PROBLEM STATEMENT: Look for the word "everything" in the entries and copy each line where it appears.

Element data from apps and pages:
*** Block opens ***

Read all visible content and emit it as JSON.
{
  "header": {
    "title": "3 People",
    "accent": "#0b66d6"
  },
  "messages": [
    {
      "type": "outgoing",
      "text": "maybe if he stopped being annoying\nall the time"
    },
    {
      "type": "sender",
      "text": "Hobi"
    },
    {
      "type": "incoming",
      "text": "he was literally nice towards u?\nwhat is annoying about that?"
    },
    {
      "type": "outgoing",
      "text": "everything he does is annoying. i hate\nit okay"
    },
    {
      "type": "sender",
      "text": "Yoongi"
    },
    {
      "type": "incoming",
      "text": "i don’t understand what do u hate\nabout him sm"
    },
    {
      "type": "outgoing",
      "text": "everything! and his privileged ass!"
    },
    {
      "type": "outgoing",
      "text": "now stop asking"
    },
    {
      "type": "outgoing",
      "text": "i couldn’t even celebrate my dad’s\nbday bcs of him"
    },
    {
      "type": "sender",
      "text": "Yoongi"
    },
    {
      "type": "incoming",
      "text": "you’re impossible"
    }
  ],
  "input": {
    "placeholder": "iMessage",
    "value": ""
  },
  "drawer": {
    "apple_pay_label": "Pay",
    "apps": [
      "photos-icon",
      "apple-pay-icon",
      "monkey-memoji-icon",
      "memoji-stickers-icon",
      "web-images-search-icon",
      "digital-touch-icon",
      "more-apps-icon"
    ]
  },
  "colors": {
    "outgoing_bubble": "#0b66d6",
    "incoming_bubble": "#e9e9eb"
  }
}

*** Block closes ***

RESULT OF THIS TASK:
      "text": "everything he does is annoying. i hate\nit okay"
      "text": "everything! and his privileged ass!"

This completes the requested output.